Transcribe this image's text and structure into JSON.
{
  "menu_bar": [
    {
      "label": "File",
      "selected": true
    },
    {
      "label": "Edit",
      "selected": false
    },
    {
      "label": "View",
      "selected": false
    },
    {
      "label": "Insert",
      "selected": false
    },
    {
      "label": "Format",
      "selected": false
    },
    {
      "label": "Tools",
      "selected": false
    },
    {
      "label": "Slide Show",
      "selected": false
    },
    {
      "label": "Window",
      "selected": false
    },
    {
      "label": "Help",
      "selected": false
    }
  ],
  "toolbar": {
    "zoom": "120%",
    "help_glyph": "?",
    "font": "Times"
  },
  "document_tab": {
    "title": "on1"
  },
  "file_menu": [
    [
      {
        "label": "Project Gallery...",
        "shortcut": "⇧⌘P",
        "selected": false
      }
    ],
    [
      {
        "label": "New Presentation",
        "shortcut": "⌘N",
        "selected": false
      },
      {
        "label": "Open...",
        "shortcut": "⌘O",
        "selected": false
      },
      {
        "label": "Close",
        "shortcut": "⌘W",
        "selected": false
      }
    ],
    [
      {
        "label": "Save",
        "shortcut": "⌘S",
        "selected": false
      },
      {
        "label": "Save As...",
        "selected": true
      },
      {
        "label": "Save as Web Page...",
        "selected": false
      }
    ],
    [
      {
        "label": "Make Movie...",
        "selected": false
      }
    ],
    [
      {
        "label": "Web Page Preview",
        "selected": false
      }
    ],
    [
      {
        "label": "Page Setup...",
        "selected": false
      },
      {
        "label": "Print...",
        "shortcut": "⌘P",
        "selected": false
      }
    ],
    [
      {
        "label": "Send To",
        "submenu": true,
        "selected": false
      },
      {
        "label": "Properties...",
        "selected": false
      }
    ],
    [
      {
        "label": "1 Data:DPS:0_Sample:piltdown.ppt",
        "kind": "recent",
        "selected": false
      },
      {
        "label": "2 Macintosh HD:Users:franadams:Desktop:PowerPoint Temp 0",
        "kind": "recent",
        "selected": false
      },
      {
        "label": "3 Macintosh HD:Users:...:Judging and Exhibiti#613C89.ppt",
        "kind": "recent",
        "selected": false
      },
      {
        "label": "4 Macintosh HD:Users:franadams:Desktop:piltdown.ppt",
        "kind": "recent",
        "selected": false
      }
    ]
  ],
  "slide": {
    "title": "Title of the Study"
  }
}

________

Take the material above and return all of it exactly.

Transcribe this image's text and structure into JSON.
{
  "menu_bar": [
    {
      "label": "File",
      "selected": true
    },
    {
      "label": "Edit",
      "selected": false
    },
    {
      "label": "View",
      "selected": false
    },
    {
      "label": "Insert",
      "selected": false
    },
    {
      "label": "Format",
      "selected": false
    },
    {
      "label": "Tools",
      "selected": false
    },
    {
      "label": "Slide Show",
      "selected": false
    },
    {
      "label": "Window",
      "selected": false
    },
    {
      "label": "Help",
      "selected": false
    }
  ],
  "toolbar": {
    "zoom": "120%",
    "help_glyph": "?",
    "font": "Times"
  },
  "document_tab": {
    "title": "on1"
  },
  "file_menu": [
    [
      {
        "label": "Project Gallery...",
        "shortcut": "⇧⌘P",
        "selected": false
      }
    ],
    [
      {
        "label": "New Presentation",
        "shortcut": "⌘N",
        "selected": false
      },
      {
        "label": "Open...",
        "shortcut": "⌘O",
        "selected": false
      },
      {
        "label": "Close",
        "shortcut": "⌘W",
        "selected": false
      }
    ],
    [
      {
        "label": "Save",
        "shortcut": "⌘S",
        "selected": false
      },
      {
        "label": "Save As...",
        "selected": true
      },
      {
        "label": "Save as Web Page...",
        "selected": false
      }
    ],
    [
      {
        "label": "Make Movie...",
        "selected": false
      }
    ],
    [
      {
        "label": "Web Page Preview",
        "selected": false
      }
    ],
    [
      {
        "label": "Page Setup...",
        "selected": false
      },
      {
        "label": "Print...",
        "shortcut": "⌘P",
        "selected": false
      }
    ],
    [
      {
        "label": "Send To",
        "submenu": true,
        "selected": false
      },
      {
        "label": "Properties...",
        "selected": false
      }
    ],
    [
      {
        "label": "1 Data:DPS:0_Sample:piltdown.ppt",
        "kind": "recent",
        "selected": false
      },
      {
        "label": "2 Macintosh HD:Users:franadams:Desktop:PowerPoint Temp 0",
        "kind": "recent",
        "selected": false
      },
      {
        "label": "3 Macintosh HD:Users:...:Judging and Exhibiti#613C89.ppt",
        "kind": "recent",
        "selected": false
      },
      {
        "label": "4 Macintosh HD:Users:franadams:Desktop:piltdown.ppt",
        "kind": "recent",
        "selected": false
      }
    ]
  ],
  "slide": {
    "title": "Title of the Study"
  }
}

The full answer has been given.